▸ PROBLEM DETAILS:
Your answer must be every line of the data below that holds the string "orange", copied exactly.

[App and web page records]
····················
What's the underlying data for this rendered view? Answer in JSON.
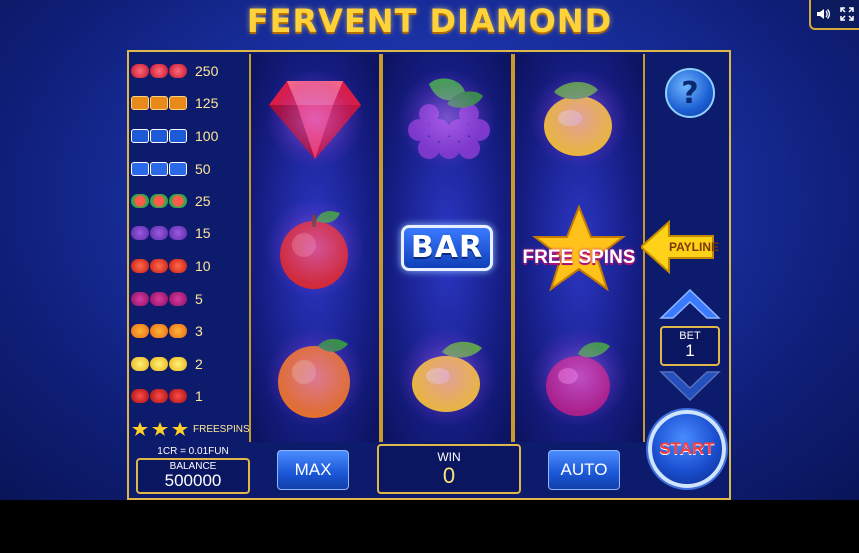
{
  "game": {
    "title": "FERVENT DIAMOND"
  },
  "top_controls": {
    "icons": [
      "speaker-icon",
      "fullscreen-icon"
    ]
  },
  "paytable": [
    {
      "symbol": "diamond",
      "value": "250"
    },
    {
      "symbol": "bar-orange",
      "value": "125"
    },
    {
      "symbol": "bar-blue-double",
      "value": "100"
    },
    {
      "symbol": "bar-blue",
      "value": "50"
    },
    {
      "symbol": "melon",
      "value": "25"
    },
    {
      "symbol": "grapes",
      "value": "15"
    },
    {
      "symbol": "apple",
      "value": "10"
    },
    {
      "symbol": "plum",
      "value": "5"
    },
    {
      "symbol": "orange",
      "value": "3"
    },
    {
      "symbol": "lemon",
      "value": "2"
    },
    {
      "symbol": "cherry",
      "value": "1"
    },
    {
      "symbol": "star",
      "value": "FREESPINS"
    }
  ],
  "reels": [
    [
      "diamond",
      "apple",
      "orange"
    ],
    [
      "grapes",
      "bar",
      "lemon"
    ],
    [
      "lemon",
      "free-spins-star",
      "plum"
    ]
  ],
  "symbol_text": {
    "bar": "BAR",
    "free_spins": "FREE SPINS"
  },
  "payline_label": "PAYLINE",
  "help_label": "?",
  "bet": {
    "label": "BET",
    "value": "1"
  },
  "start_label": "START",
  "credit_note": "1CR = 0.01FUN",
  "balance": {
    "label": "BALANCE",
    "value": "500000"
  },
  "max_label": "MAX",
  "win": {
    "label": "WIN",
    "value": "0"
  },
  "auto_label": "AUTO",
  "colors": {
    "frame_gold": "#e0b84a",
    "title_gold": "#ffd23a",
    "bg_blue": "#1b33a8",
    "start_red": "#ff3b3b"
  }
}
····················
▸ SOLUTION TO THE PROBLEM:
      "symbol": "bar-orange",
      "symbol": "orange",
      "orange"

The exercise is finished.